==== Data for this exercise ====

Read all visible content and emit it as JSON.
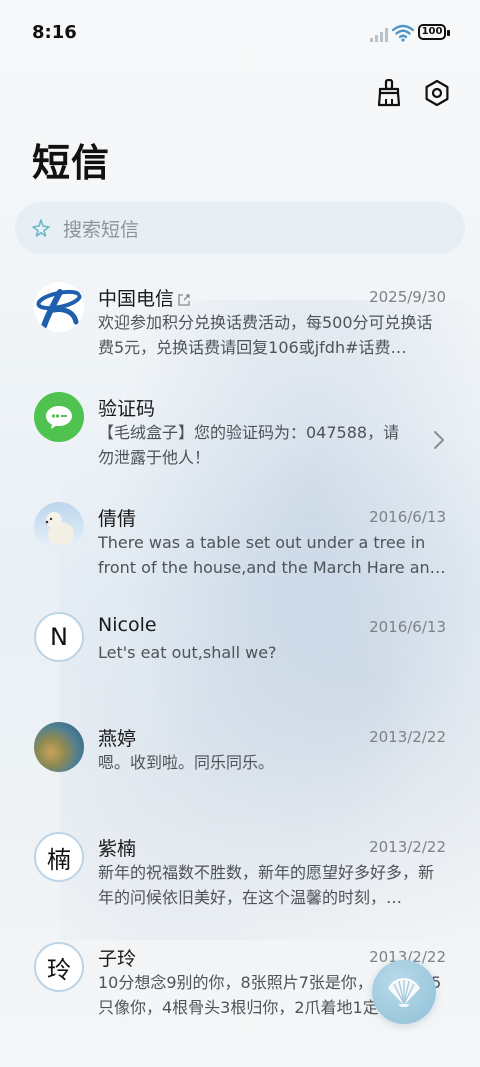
{
  "status_bar": {
    "time": "8:16",
    "battery": "100"
  },
  "header": {
    "title": "短信"
  },
  "search": {
    "placeholder": "搜索短信"
  },
  "conversations": [
    {
      "name": "中国电信",
      "date": "2025/9/30",
      "preview": "欢迎参加积分兑换话费活动，每500分可兑换话费5元，兑换话费请回复106或jfdh#话费…",
      "avatar": "china-telecom-logo"
    },
    {
      "name": "验证码",
      "date": "",
      "preview": "【毛绒盒子】您的验证码为：047588，请勿泄露于他人！",
      "avatar": "message-icon"
    },
    {
      "name": "倩倩",
      "date": "2016/6/13",
      "preview": "There was a table set out under a tree in front of the house,and the March Hare an…",
      "avatar": "polar-bear-photo"
    },
    {
      "name": "Nicole",
      "date": "2016/6/13",
      "preview": "Let's eat out,shall we?",
      "avatar_letter": "N"
    },
    {
      "name": "燕婷",
      "date": "2013/2/22",
      "preview": "嗯。收到啦。同乐同乐。",
      "avatar": "landscape-photo"
    },
    {
      "name": "紫楠",
      "date": "2013/2/22",
      "preview": "新年的祝福数不胜数，新年的愿望好多好多，新年的问候依旧美好，在这个温馨的时刻，…",
      "avatar_letter": "楠"
    },
    {
      "name": "子玲",
      "date": "2013/2/22",
      "preview": "10分想念9别的你，8张照片7张是你，6只小狗5只像你，4根骨头3根归你，2爪着地1定…",
      "avatar_letter": "玲"
    }
  ],
  "colors": {
    "accent_green": "#4fc24f",
    "telecom_blue": "#1f5fae",
    "fab": "#9cc8dd"
  }
}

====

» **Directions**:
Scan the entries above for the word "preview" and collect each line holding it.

» **Expected answer**:
      "preview": "欢迎参加积分兑换话费活动，每500分可兑换话费5元，兑换话费请回复106或jfdh#话费…",
      "preview": "【毛绒盒子】您的验证码为：047588，请勿泄露于他人！",
      "preview": "There was a table set out under a tree in front of the house,and the March Hare an…",
      "preview": "Let's eat out,shall we?",
      "preview": "嗯。收到啦。同乐同乐。",
      "preview": "新年的祝福数不胜数，新年的愿望好多好多，新年的问候依旧美好，在这个温馨的时刻，…",
      "preview": "10分想念9别的你，8张照片7张是你，6只小狗5只像你，4根骨头3根归你，2爪着地1定…",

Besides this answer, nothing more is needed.